“Facebook collects all content that is typed into its website, even if it is not posted, a tech consultant has discovered. In December 2013, it was reported that Facebook plants code in browsers that returns metadata every time somebody types out a status update or comment but deletes it before posting. At the time, Facebook maintained that it only received information indicating whether somebody had deleted an update or comment before posting it, and not exactly what the text said. However, Príomh Ó hÚigínn, a tech consultant based in Ireland, has claimed this is not the case after inspecting Facebook’s network traffic through a developer tool and screencasting software.”
19) Shyp, an On-Demand Mailing Service, Raises $50 Million
I should do a weekly feature on the dumbest Doc Com 2.0 of the week. In most cases its not so much the business but the fact they get funded at absurd valuations. Honestly, does “we help you pack up and ship your stuff” get any more compelling when there is an app involved? What is the sustainable competitive advantage? Where are the barriers to entry? Is there a reasonable expectation of a return on invested capital? I know we aren’t near the top of the market because IPOs aren’t coming out at dopey valuations. Oh, wait – Etsy, Twitter, … never mind.
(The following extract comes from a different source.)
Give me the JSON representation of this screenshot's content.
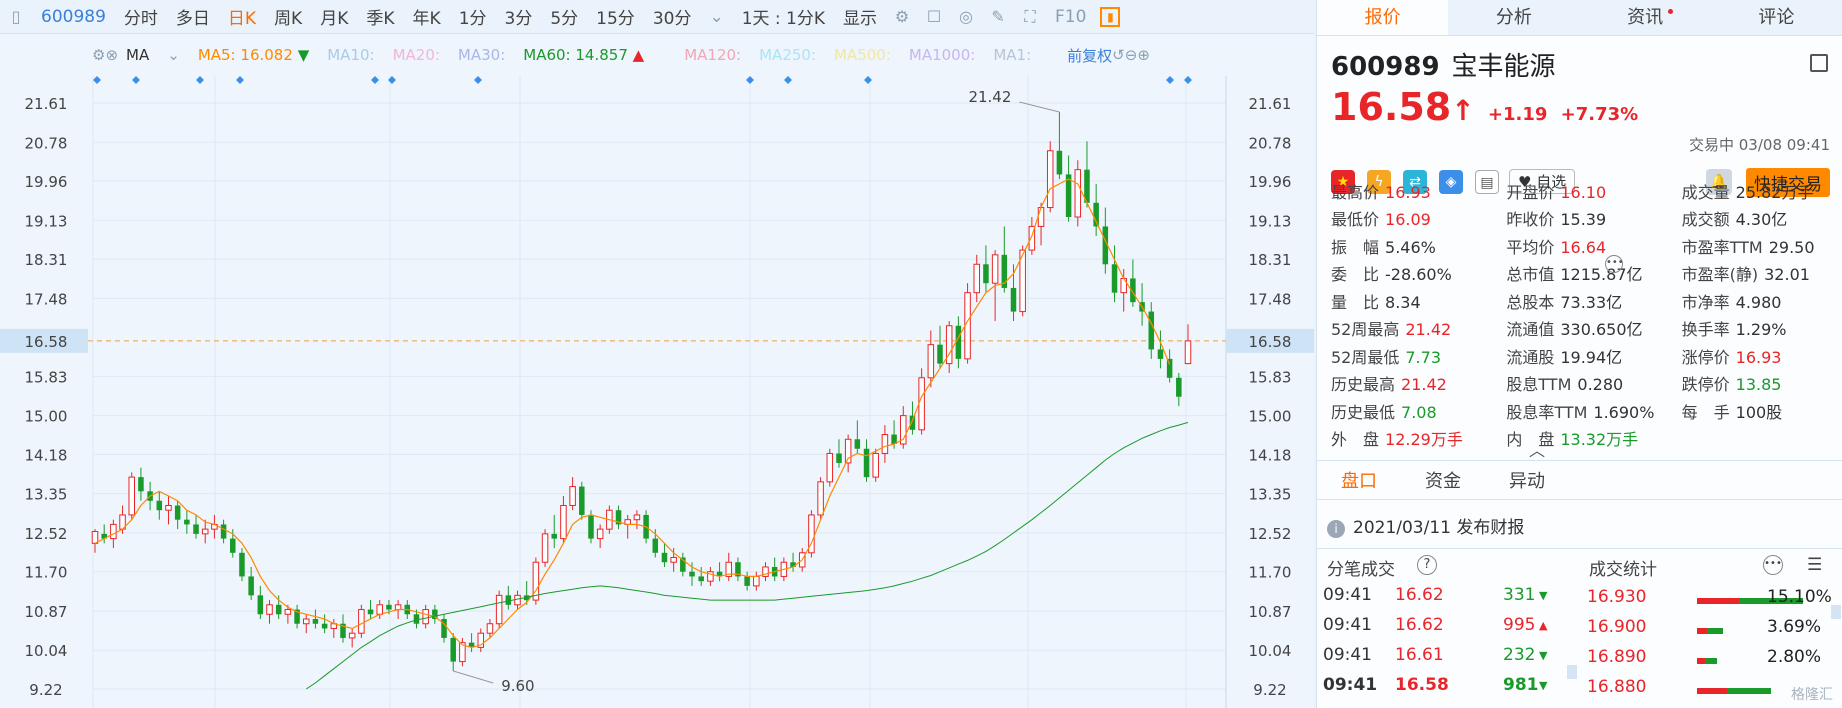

“From private rides to hamburgers to marijuana, there is perhaps no better time in history to get anything delivered with little more than a tap of a smartphone button. Add shipping packages to that list. Shyp, a company that lets customers summon workers to quickly pick up, pack and ship parcels, said on Tuesday that it has raised $50 million in venture capital, the largest funding round in the start-up’s history. The new round values Shyp at just above $250 million, according to two people with knowledge of the financial terms, who requested anonymity because the deal talks were private.”
20) Korean Shipbuilder Uses “Iron Man” Exosuit to Help Build World’s Largest Freighter
I don’t know much about the Korean sense of humor so I’m not sure if this is serious. You only get to the “RoboShipbuilder” in section III of the item, so you can skip the filler about the shipbuilding business. Assuming the story is not a joke, the gizmo lets a worker lift 30 kilograms, which suggests workers are not that strong to begin with, however they do target 100 kilograms, which is pretty heavy. The device is more like a brace than a robot and there doesn’t seem to be any robotic function at all. Tethering a squishy human to a heavy load is the sort of thing which tends to end badly for the worker. It is much better to have the human safely ensconced in a forklift with a roll cage, or to have the load suspended from a small crane, much as has been done for decades.
“That’s where the Daewoo S&M Eng. is having the RoboShipbuilder step in. Currently the exosuit is being used by employees and can lift up to 30 kg (66.1 lb.). That’s enough to lift a variety of smaller steel components, and precisely position them for the most difficult welding tasks. The suit uses a mixture of hydraulics and electric servomotors to carry the load. Workers start by standing on footpads and then strap the exoskeleton legs frame to their legs, followed by a backpack-like section and arm frame. The exoskeleton accommodates workers of heights between 1.6 and 1.85 meters (5’3″ to 6’1″).”